The cup of blessing which we bless, is it not the communion of the blood of Christ? The bread which we break, is it not the communion of the body of Christ? (1 Corinthians 10:16, KJV)

The Greek word for “communion” is κοινωνία, translated elsewhere as “sharing” (NAS), “participation” (ESV), “fellowship” (YNG). What is our communion? What is it that we share, that we have in common?

It is more than our doctrine, though we affirm the full deity and humanity of Christ along with His substitutionary sacrifice on behalf of sinners that enables God to be both just and the justifier of those who believe. You can pry the hypostatic union and sola fide out of our cold, dead orthodox hands; we will not give those up.

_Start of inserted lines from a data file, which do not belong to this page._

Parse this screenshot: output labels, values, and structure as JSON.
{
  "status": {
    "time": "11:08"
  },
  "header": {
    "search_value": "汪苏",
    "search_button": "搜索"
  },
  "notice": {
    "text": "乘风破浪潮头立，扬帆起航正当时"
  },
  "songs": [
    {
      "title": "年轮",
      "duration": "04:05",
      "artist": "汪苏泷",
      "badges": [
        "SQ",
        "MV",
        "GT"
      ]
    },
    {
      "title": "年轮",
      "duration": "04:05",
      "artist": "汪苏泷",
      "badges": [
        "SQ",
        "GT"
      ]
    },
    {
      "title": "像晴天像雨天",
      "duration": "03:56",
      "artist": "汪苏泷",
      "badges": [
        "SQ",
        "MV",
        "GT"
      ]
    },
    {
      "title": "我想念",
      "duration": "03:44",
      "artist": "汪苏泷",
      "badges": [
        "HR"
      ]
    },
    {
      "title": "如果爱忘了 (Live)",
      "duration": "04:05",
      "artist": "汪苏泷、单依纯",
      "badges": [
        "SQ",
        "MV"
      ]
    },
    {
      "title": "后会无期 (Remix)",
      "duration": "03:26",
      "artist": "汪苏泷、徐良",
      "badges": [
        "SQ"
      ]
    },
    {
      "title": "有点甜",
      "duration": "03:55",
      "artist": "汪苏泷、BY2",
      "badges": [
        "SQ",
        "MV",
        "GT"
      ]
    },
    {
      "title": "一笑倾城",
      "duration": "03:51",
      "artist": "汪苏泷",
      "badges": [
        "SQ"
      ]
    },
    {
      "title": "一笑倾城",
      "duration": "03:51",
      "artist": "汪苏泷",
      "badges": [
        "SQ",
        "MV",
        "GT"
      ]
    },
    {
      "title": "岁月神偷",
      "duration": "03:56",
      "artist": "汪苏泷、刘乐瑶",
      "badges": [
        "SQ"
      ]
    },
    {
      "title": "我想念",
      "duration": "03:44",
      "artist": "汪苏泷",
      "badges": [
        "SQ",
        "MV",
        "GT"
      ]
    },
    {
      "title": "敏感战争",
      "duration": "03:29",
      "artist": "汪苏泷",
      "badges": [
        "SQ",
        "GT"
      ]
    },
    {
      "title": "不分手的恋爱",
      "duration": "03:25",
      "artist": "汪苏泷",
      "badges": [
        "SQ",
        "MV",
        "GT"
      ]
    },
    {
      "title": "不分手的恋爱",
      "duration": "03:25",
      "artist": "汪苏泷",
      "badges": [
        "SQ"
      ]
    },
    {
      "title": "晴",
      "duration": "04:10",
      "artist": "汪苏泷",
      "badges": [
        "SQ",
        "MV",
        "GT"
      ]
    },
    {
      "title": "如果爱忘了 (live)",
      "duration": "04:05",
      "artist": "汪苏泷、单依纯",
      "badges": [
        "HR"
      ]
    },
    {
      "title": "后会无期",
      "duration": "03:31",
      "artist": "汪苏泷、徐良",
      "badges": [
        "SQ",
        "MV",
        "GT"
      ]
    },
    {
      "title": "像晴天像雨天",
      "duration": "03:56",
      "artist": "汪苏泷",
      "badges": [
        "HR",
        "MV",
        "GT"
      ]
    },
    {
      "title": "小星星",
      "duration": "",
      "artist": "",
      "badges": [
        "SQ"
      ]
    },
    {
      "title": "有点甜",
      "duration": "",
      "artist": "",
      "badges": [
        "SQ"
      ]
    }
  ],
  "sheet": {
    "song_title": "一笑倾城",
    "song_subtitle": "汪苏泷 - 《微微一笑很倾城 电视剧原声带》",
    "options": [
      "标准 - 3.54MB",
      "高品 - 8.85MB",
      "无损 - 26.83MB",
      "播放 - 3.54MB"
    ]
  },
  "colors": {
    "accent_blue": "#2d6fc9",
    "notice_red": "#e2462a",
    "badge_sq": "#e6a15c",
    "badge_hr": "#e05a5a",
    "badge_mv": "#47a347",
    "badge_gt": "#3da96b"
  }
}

But our communion, though composed in sentences, cannot be contained in sentences. Our communion, our fellowship, our common connection is life. Jesus said,

Truly, truly, I say to you, unless you eat the flesh of the Son of Man and drink his blood, you have no life in you. Whoever feeds on my flesh and drinks my blood has eternal life, and I will raise him up on the last day. As the living Father sent me, and I live because of the Father, so whoever feeds on me, he also will live because of me. (John 6:53–54, 57 ESV)

Certainly this is a hard saying and many do not want this type of communion. But as Peter acknowledged, there’s no one else to go to. Jesus alone has the words of eternal life because in Him is life. We eat and drink here together as an eternal society. We will have life and fellowship with Him and with each other forever.


Paul told the Corinthians that “as often as you eat this bread and drink the cup, you proclaim the Lord’s death until he comes” (1 Corinthians 11:26). How so?

Among other effects, the Lord’s table is evangelistic, not to those who eat and drink but through them. The bread and cup don’t save, but someone might be drawn to the gospel by watching others celebrate it.

This meal that portrays us eating Christ’s body and drinking His blood makes absolutely no sense to the natural man. Without faith it’s disagreeable, disgusting, and detestable. What God would require mock cannibalism as worship? Well, our God does, the Father God who gave His only Son. The scandal of this table begs why the death? What could make that death a cause for feasting? Because the death came from love; the Son died because we deserved death. We believe this so much that we put our faith where our mouth is.

In addition, the world is represented around the table. If you’re an unbeliever, you might say, “I know that guy. How could that person be allowed to eat?” Or maybe, “How could those people possibly have anything to share, any reason for communion?” The answer is God’s love. Our eating is evangelistic because if it makes you ask why that person, it may also make you ask, “Why not me?” Our drinking is evangelistic because if it makes you ask what those people have in common, it may also make you ask, “How can I get in on that?”

If you don’t believe in Christ then don’t participate. You have no business celebrating another’s death when you have your own judgment coming. But if you don’t believe, you’re more than welcome to watch. There may be reason for you not to eat, but there is no reason for you not to believe.

For us who do believe, we ought to be making the world crazy with wonder about God’s love as we proclaim His death until He comes.


We celebrate God’s real love for us at the Lord’s table. The bread is real and the cup is real. For those who believe, the communion with God through Christ is real, the knitting together of the body is real, and the love of God is real. We don’t eat and drink for sake of vague nostalgia. We remember the historical sacrifice of the Lamb on the cross. The love we commemorate is not fuzzy feelings. It is love that endured a brutal and bloody bodily death.

God’s love is personal, corporeal, knowable. His love took on flesh, dwelt among us, walked in perfect obedience, and humbly died in place of others who deserved personal, corporeal, knowable wrath. His substitution on behalf of His people showed the greatness of His love, not only because laying down one’s life for another shows love (John 15:13), but also because no one greater could lay down His life.

Chew the bread; His body is that real. Drink the cup; His blood is that real. His body and blood, given in love, enable our real life in His love.